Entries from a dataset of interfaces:

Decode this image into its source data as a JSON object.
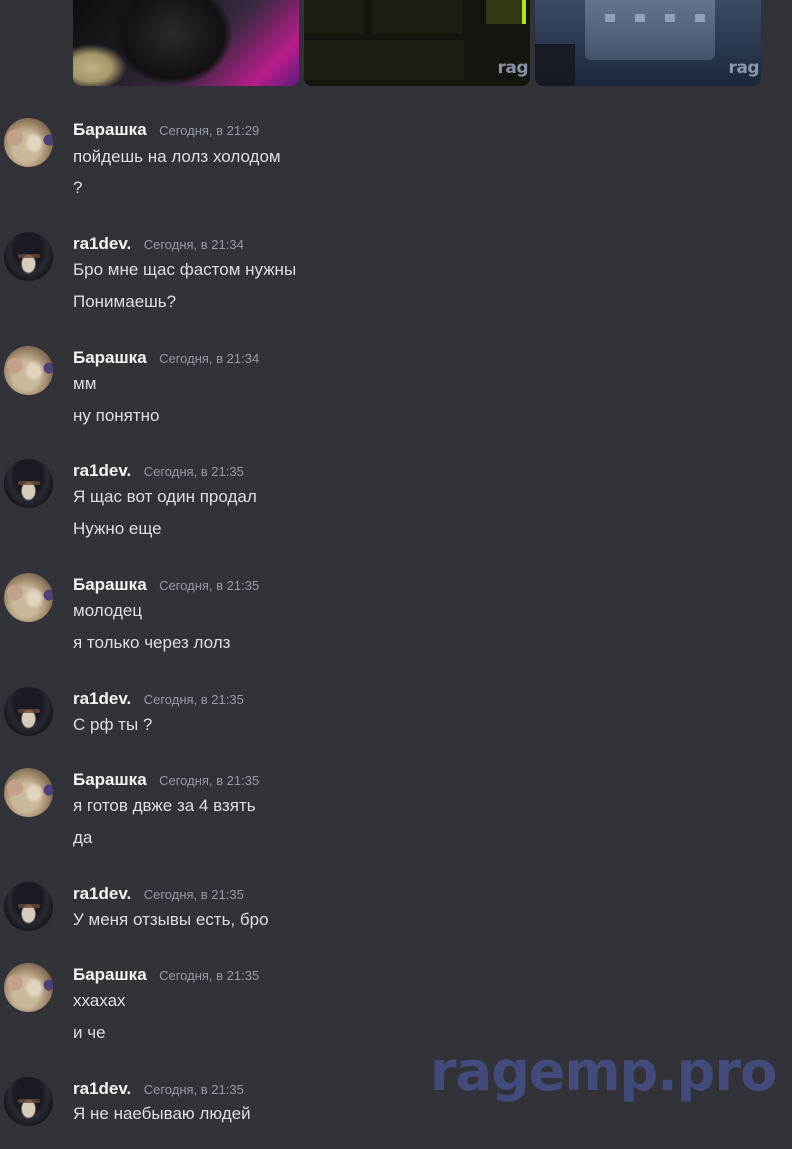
{
  "attachments": [
    {
      "name": "image-1",
      "watermark": ""
    },
    {
      "name": "image-2",
      "watermark": "rag"
    },
    {
      "name": "image-3",
      "watermark": "rag"
    }
  ],
  "messages": [
    {
      "author": "Барашка",
      "avatar": "barashka",
      "time": "Сегодня, в 21:29",
      "lines": [
        "пойдешь на лолз холодом",
        "?"
      ]
    },
    {
      "author": "ra1dev.",
      "avatar": "ra1dev",
      "time": "Сегодня, в 21:34",
      "lines": [
        "Бро мне щас фастом нужны",
        "Понимаешь?"
      ]
    },
    {
      "author": "Барашка",
      "avatar": "barashka",
      "time": "Сегодня, в 21:34",
      "lines": [
        "мм",
        "ну понятно"
      ]
    },
    {
      "author": "ra1dev.",
      "avatar": "ra1dev",
      "time": "Сегодня, в 21:35",
      "lines": [
        "Я щас вот один продал",
        "Нужно еще"
      ]
    },
    {
      "author": "Барашка",
      "avatar": "barashka",
      "time": "Сегодня, в 21:35",
      "lines": [
        "молодец",
        "я только через лолз"
      ]
    },
    {
      "author": "ra1dev.",
      "avatar": "ra1dev",
      "time": "Сегодня, в 21:35",
      "lines": [
        "С рф ты ?"
      ]
    },
    {
      "author": "Барашка",
      "avatar": "barashka",
      "time": "Сегодня, в 21:35",
      "lines": [
        "я готов двже за 4 взять",
        "да"
      ]
    },
    {
      "author": "ra1dev.",
      "avatar": "ra1dev",
      "time": "Сегодня, в 21:35",
      "lines": [
        "У меня отзывы есть, бро"
      ]
    },
    {
      "author": "Барашка",
      "avatar": "barashka",
      "time": "Сегодня, в 21:35",
      "lines": [
        "ххахах",
        "и че"
      ]
    },
    {
      "author": "ra1dev.",
      "avatar": "ra1dev",
      "time": "Сегодня, в 21:35",
      "lines": [
        "Я не наебываю людей"
      ]
    }
  ],
  "watermark": "ragemp.pro"
}
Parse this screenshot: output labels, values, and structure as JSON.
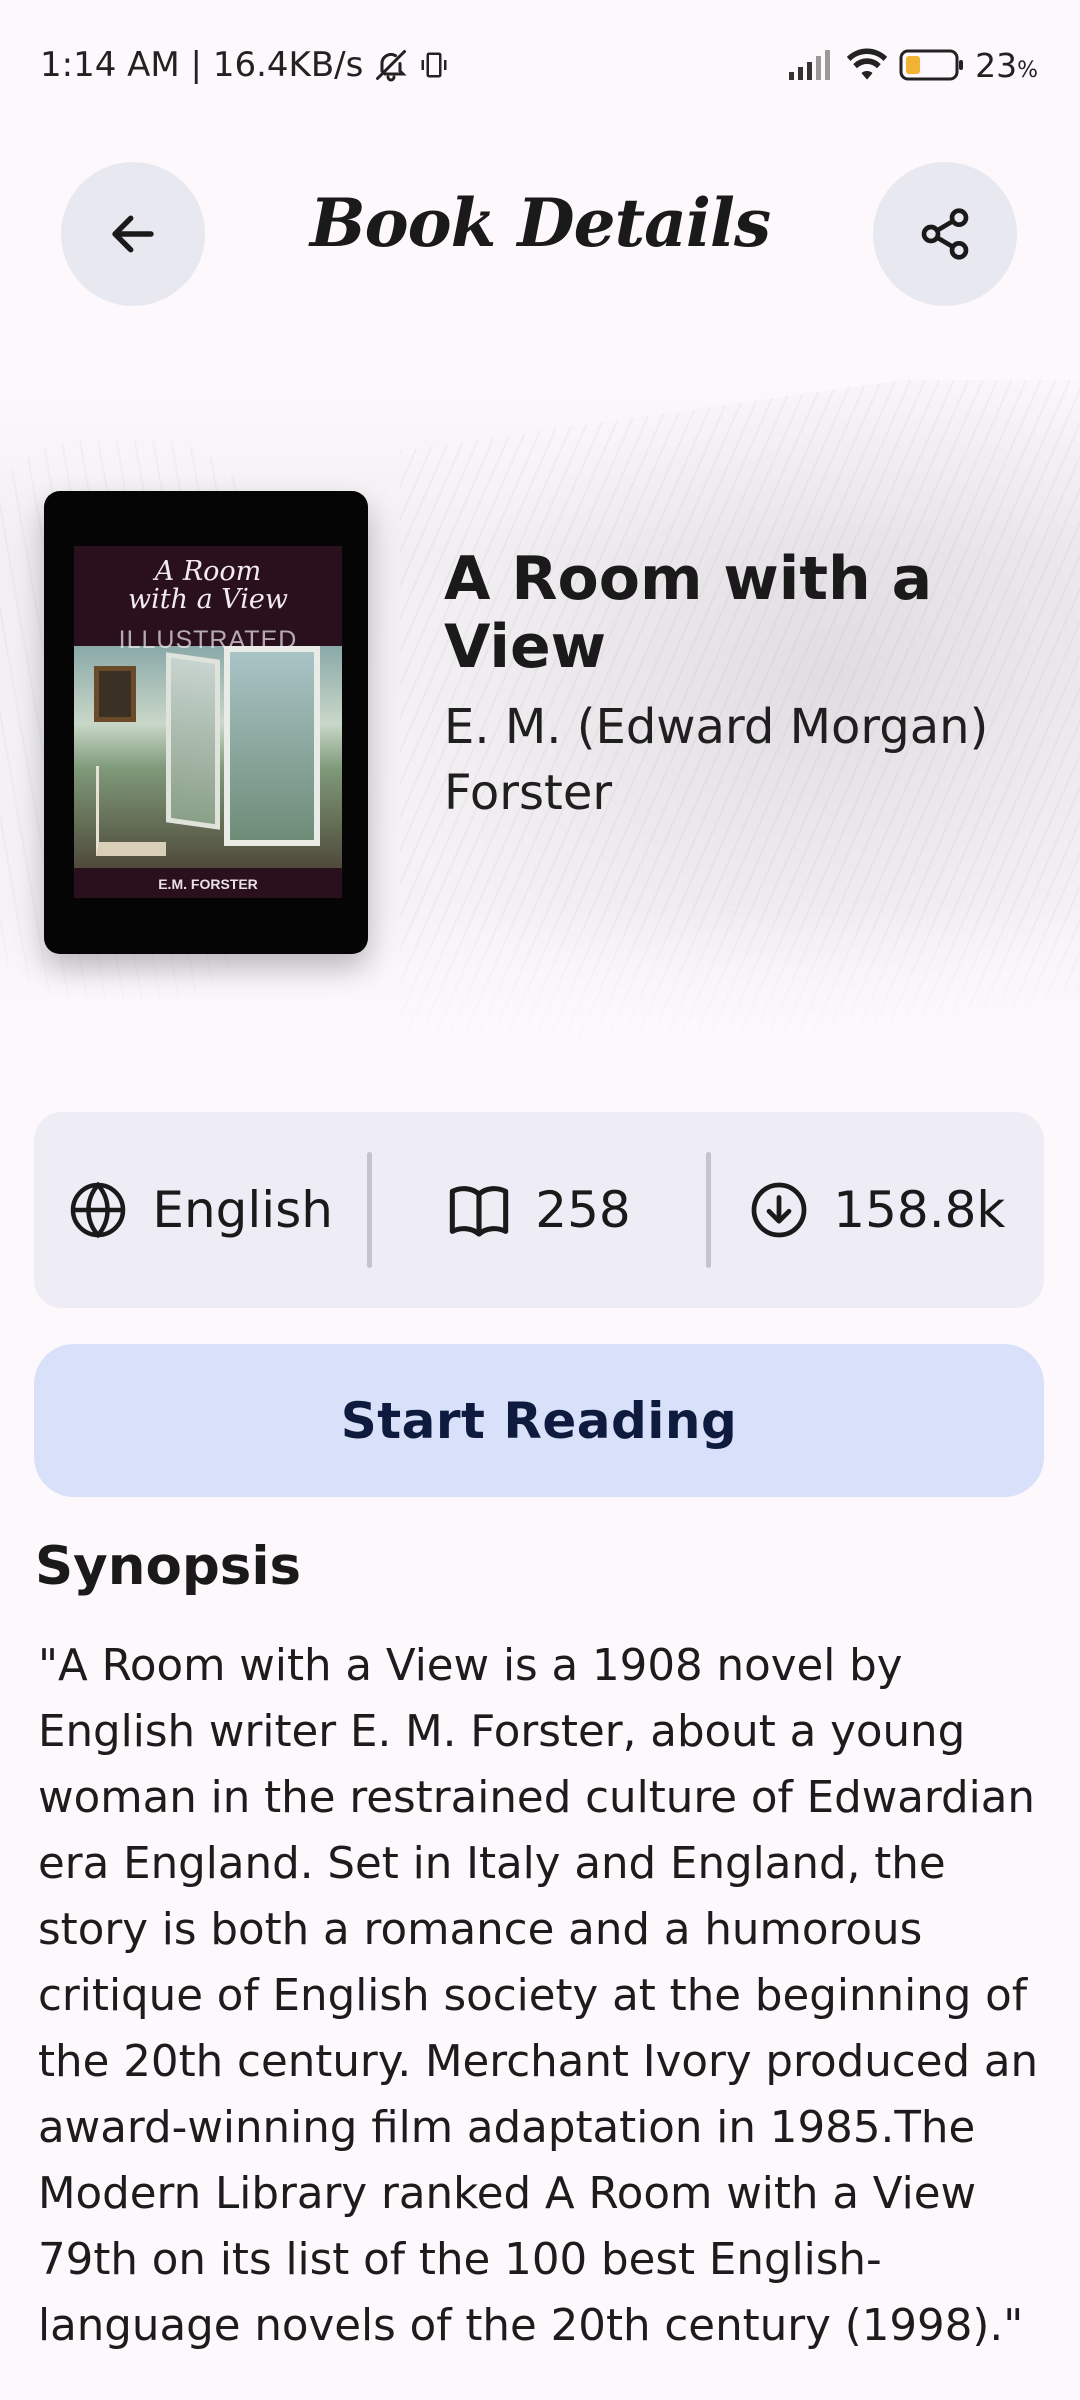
{
  "status_bar": {
    "time_speed": "1:14 AM | 16.4KB/s",
    "battery": "23",
    "battery_unit": "%",
    "icons": [
      "mute-bell-icon",
      "vibrate-icon",
      "signal-icon",
      "wifi-icon",
      "battery-icon"
    ]
  },
  "app_bar": {
    "title": "Book Details",
    "back_icon": "arrow-left-icon",
    "share_icon": "share-icon"
  },
  "book": {
    "title": "A Room with a View",
    "author": "E. M. (Edward Morgan) Forster",
    "cover": {
      "title_line1": "A Room",
      "title_line2": "with a View",
      "subtitle": "ILLUSTRATED",
      "author": "E.M. FORSTER"
    }
  },
  "stats": {
    "language": "English",
    "pages": "258",
    "downloads": "158.8k",
    "icons": [
      "globe-icon",
      "open-book-icon",
      "download-circle-icon"
    ]
  },
  "actions": {
    "start_reading": "Start Reading"
  },
  "synopsis": {
    "heading": "Synopsis",
    "text": "\"A Room with a View is a 1908 novel by English writer E. M. Forster, about a young woman in the restrained culture of Edwardian era England. Set in Italy and England, the story is both a romance and a humorous critique of English society at the beginning of the 20th century. Merchant Ivory produced an award-winning film adaptation in 1985.The Modern Library ranked A Room with a View 79th on its list of the 100 best English-language novels of the 20th century (1998).\""
  },
  "colors": {
    "background": "#fcf8fc",
    "stats_card": "#eeedf6",
    "primary_button": "#d9e1fa",
    "primary_button_text": "#0f1b3e",
    "icon_button": "#e8e8f0",
    "battery_fill": "#f2b233"
  }
}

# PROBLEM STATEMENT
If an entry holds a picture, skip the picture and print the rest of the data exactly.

# FINAL ANSWER
Decode this image into its source data as a JSON object.
{
  "attachments": [
    {
      "name": "image-1",
      "watermark": ""
    },
    {
      "name": "image-2",
      "watermark": "rag"
    },
    {
      "name": "image-3",
      "watermark": "rag"
    }
  ],
  "messages": [
    {
      "author": "Барашка",
      "avatar": "barashka",
      "time": "Сегодня, в 21:29",
      "lines": [
        "пойдешь на лолз холодом",
        "?"
      ]
    },
    {
      "author": "ra1dev.",
      "avatar": "ra1dev",
      "time": "Сегодня, в 21:34",
      "lines": [
        "Бро мне щас фастом нужны",
        "Понимаешь?"
      ]
    },
    {
      "author": "Барашка",
      "avatar": "barashka",
      "time": "Сегодня, в 21:34",
      "lines": [
        "мм",
        "ну понятно"
      ]
    },
    {
      "author": "ra1dev.",
      "avatar": "ra1dev",
      "time": "Сегодня, в 21:35",
      "lines": [
        "Я щас вот один продал",
        "Нужно еще"
      ]
    },
    {
      "author": "Барашка",
      "avatar": "barashka",
      "time": "Сегодня, в 21:35",
      "lines": [
        "молодец",
        "я только через лолз"
      ]
    },
    {
      "author": "ra1dev.",
      "avatar": "ra1dev",
      "time": "Сегодня, в 21:35",
      "lines": [
        "С рф ты ?"
      ]
    },
    {
      "author": "Барашка",
      "avatar": "barashka",
      "time": "Сегодня, в 21:35",
      "lines": [
        "я готов двже за 4 взять",
        "да"
      ]
    },
    {
      "author": "ra1dev.",
      "avatar": "ra1dev",
      "time": "Сегодня, в 21:35",
      "lines": [
        "У меня отзывы есть, бро"
      ]
    },
    {
      "author": "Барашка",
      "avatar": "barashka",
      "time": "Сегодня, в 21:35",
      "lines": [
        "ххахах",
        "и че"
      ]
    },
    {
      "author": "ra1dev.",
      "avatar": "ra1dev",
      "time": "Сегодня, в 21:35",
      "lines": [
        "Я не наебываю людей"
      ]
    }
  ],
  "watermark": "ragemp.pro"
}
Parse this screenshot: output labels, values, and structure as JSON.
{
  "status_bar": {
    "time_speed": "1:14 AM | 16.4KB/s",
    "battery": "23",
    "battery_unit": "%",
    "icons": [
      "mute-bell-icon",
      "vibrate-icon",
      "signal-icon",
      "wifi-icon",
      "battery-icon"
    ]
  },
  "app_bar": {
    "title": "Book Details",
    "back_icon": "arrow-left-icon",
    "share_icon": "share-icon"
  },
  "book": {
    "title": "A Room with a View",
    "author": "E. M. (Edward Morgan) Forster",
    "cover": {
      "title_line1": "A Room",
      "title_line2": "with a View",
      "subtitle": "ILLUSTRATED",
      "author": "E.M. FORSTER"
    }
  },
  "stats": {
    "language": "English",
    "pages": "258",
    "downloads": "158.8k",
    "icons": [
      "globe-icon",
      "open-book-icon",
      "download-circle-icon"
    ]
  },
  "actions": {
    "start_reading": "Start Reading"
  },
  "synopsis": {
    "heading": "Synopsis",
    "text": "\"A Room with a View is a 1908 novel by English writer E. M. Forster, about a young woman in the restrained culture of Edwardian era England. Set in Italy and England, the story is both a romance and a humorous critique of English society at the beginning of the 20th century. Merchant Ivory produced an award-winning film adaptation in 1985.The Modern Library ranked A Room with a View 79th on its list of the 100 best English-language novels of the 20th century (1998).\""
  },
  "colors": {
    "background": "#fcf8fc",
    "stats_card": "#eeedf6",
    "primary_button": "#d9e1fa",
    "primary_button_text": "#0f1b3e",
    "icon_button": "#e8e8f0",
    "battery_fill": "#f2b233"
  }
}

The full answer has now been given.